Now, a couple that’s been together for a year or two is different than a couple that’s been together for 15 or 2o, right?
In the episode “Conflict Resolution” of The Office (US), Jim explains that he got Dwight to hit himself in the face by slowly adding nickels to the inside of his phone until he got used to the weight, and then took them all out. Sadly, there is not a high quality clip for me to link to, but it’s a funny scene to imagine, but it’s also pertinent to what I’m talking about: change can happen so slowly that we don’t notice it.
After a while, we fall into a comfortable rhythm with our partners; which can blind us to the small processes of personal growth and change over the years. I can tell you that at 28, I am not the same as I was at 21. I really hope that I’m not the same at 35, 50, or 80. The process of change is slow.
If I suddenly shifted from being empathetic and fun loving person into a bitter, closed-off person, it would be very noticeable. However, if it happens slowly over the course of 20 years, my partner may wake up one day and realize she doesn’t remember what my laugh sounds like.
Whew, I just made myself a bit sad there…
Okay, so how do we keep that from happening? How do we stay the same for 20, 30, or 40 years? We don’t; we face change together.
Part of what makes the beginning stages of dating so much fun is that there is so much to learn. What music does she like? What’s his favorite movie? Where can we have the most fun on vacation? But after a while these questions get answered. If we stop with the “trivia” section, then we don’t really know our partners; we just know about them.
How do we really dig in? Ask open-ended questions. Going back to the question I asked my girlfriend yesterday: when I asked it, she answered it (I won’t tell you what she said, because that’s our business, not yours. #boundaries). I listened, and I shared my answer; and I will ask her again in the future because I know it will change. If I ask what she wants to accomplish this month, next year, or in the next 10 years, those answers will change too. But that’s where the real meat in the relationship is: Getting to know not just who your partner is, but who they are becoming.
So ask questions to your partner about what they want to be when they grow up, even if they’ve had the same answer for 30 years. Get to know who they are becoming, and who they want to become. Ask about their future; because ideally, that’s where the relationship is headed!

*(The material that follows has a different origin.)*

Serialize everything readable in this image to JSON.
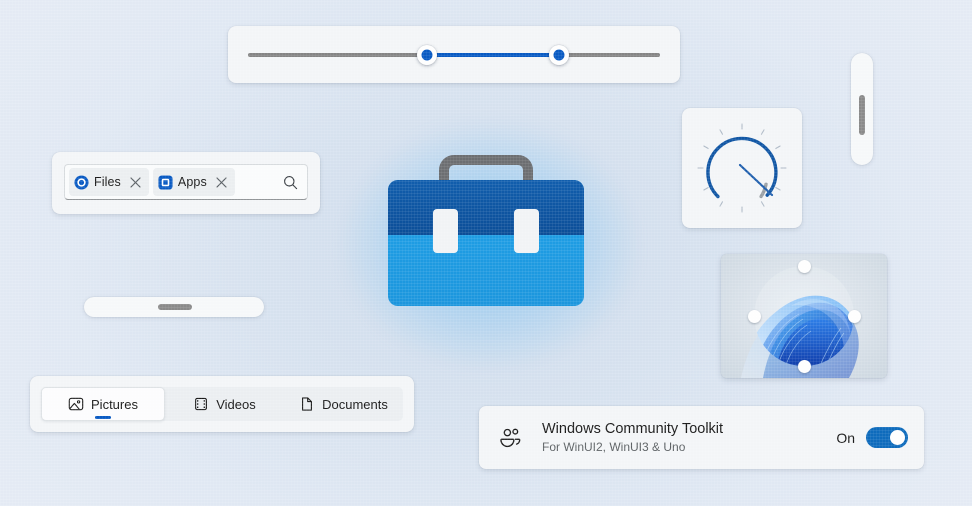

Please share your thoughts in the comments, like, share, and follow! Let me know what you think!